top of page
  • Rovindu Ambagolla

Triple Bottom Tuesdays >>> Bitter or Sweet? Nutella's Intense Hazelnut Farming and What it Entails

Updated: Sep 14, 2021

Picture by: Chris Liverani

Ferrero International, the Italian company behind Nutella, has recently started shifting their hazelnut supply from importing, to homegrown. They have started intensive farming of hazelnuts in Italy as a part of their goal to monitor the quality of their supply chains more closely.

Even though the reasoning for their decision was with good intent for customers, this move has caused some backlash with local Italian farmers. Giacomo Andreocci is one of the farmers who feel like their traditional farming methods, and the history that their farms carry, are being threatened. The land around his farm in the municipality of Vignanello used to flourish with a diverse mix of plantation including olives and vines. But now many of the surrounding valleys have been converted into hazelnut farms by Ferrero, as they aim to increase production by 30% to 90,000 hectares by 2025 in Italy alone.

“Hazelnut cultivation has exploded massively, triggering such rapid change in the ecosystem around us that nature is no longer able to sustain it,” said Giacomo. “Hazelnut trees are now planted everywhere, and they are sucking up all our lands resources”.

Picture by: Erol Ahmed

Ferrero’s decision to make some of its nuts in Italy stems from calls by manufacturers to shorten supply chains, encourage local communities to grow and contribute to production and to increase monitoring of labour rights. “Consumers in general are becoming more aware about how their product is produced and where it comes from,” said Ishan Das from Freeworld Trading.

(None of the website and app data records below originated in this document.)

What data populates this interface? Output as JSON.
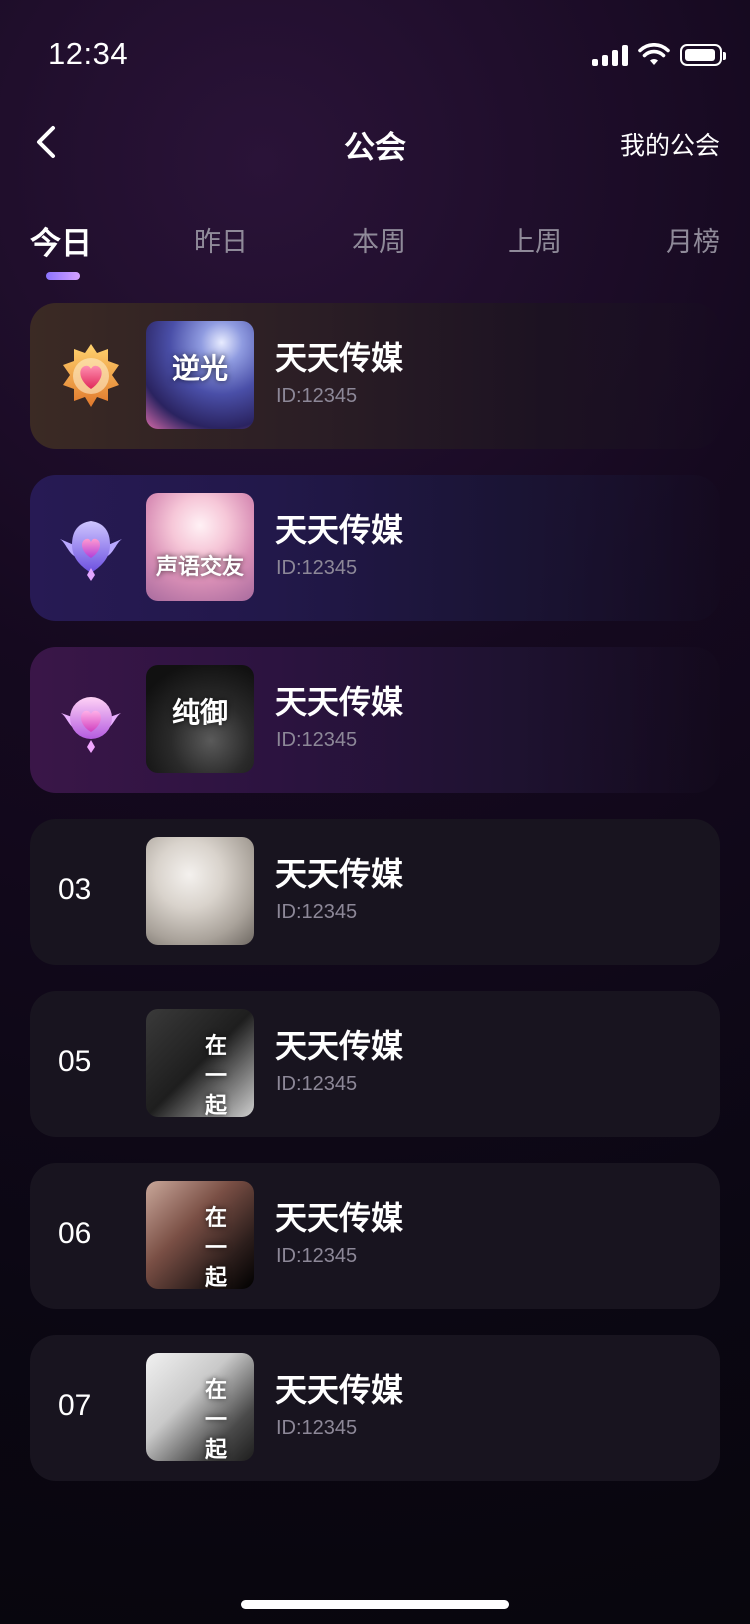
{
  "status_bar": {
    "time": "12:34"
  },
  "nav": {
    "title": "公会",
    "right_label": "我的公会"
  },
  "tabs": [
    {
      "label": "今日",
      "active": true
    },
    {
      "label": "昨日",
      "active": false
    },
    {
      "label": "本周",
      "active": false
    },
    {
      "label": "上周",
      "active": false
    },
    {
      "label": "月榜",
      "active": false
    }
  ],
  "guilds": [
    {
      "rank_icon": "gold-heart-badge-icon",
      "name": "天天传媒",
      "id": "ID:12345",
      "cover_text": "逆光"
    },
    {
      "rank_icon": "purple-heart-badge-icon",
      "name": "天天传媒",
      "id": "ID:12345",
      "cover_text": "声语交友"
    },
    {
      "rank_icon": "pink-heart-badge-icon",
      "name": "天天传媒",
      "id": "ID:12345",
      "cover_text": "纯御"
    },
    {
      "rank": "03",
      "name": "天天传媒",
      "id": "ID:12345",
      "cover_text": ""
    },
    {
      "rank": "05",
      "name": "天天传媒",
      "id": "ID:12345",
      "cover_text": "在一起"
    },
    {
      "rank": "06",
      "name": "天天传媒",
      "id": "ID:12345",
      "cover_text": "在一起"
    },
    {
      "rank": "07",
      "name": "天天传媒",
      "id": "ID:12345",
      "cover_text": "在一起"
    }
  ],
  "colors": {
    "accent": "#9b7bff",
    "muted_text": "#8d8898",
    "card_bg": "#18141f"
  }
}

Environmentalists are also concerned about the environmental impact of Ferrero’s decision. They have highlighted that intensive farming can reduce underground aquifers and significantly decrease the natural plantation of those areas. Furthermore, developing monocultures will require greater use of pesticides and herbicides. Environmental researcher Goffredo Filibeck comments “the more we pursue this approach, the more we move towards a point of no return”.

Picture credit: Northwest Hazelnut Company

So, the debate is twofold. On one side this decision will help Ferrero reduce expenditure and waste because of fewer imports from Turkey (the biggest producer of hazelnuts) and simultaneously improve labour rights and have better working conditions for their farmers. However, on the other hand, it comes at a massive environmental cost as new farms will have to be created and sustained which is wasteful as the capacity and supply already exists. Local farmers will also have to fight just to keep their own crops alive.

Giacomo understands Ferrero’s decision, “From an economic point of view, right now [this] is the best thing there is. When a major company arrives, the local community focuses on a product that pays off. Jobs and wealth are created”. But Giacomo also understands that there are deeper consequences to this decision, one that will affect generations to come, commenting “But what do we leave to future generations? If we continue to plunder the land as we’re doing, there will be nothing left but desert”.

September 14th 2021 | 10:30 AM

34 views2 comments


Mind Acid
Mind Acid
Sep 14, 2021

great post !!!

Sep 15, 2021
Replying to

Thank you very much !

bottom of page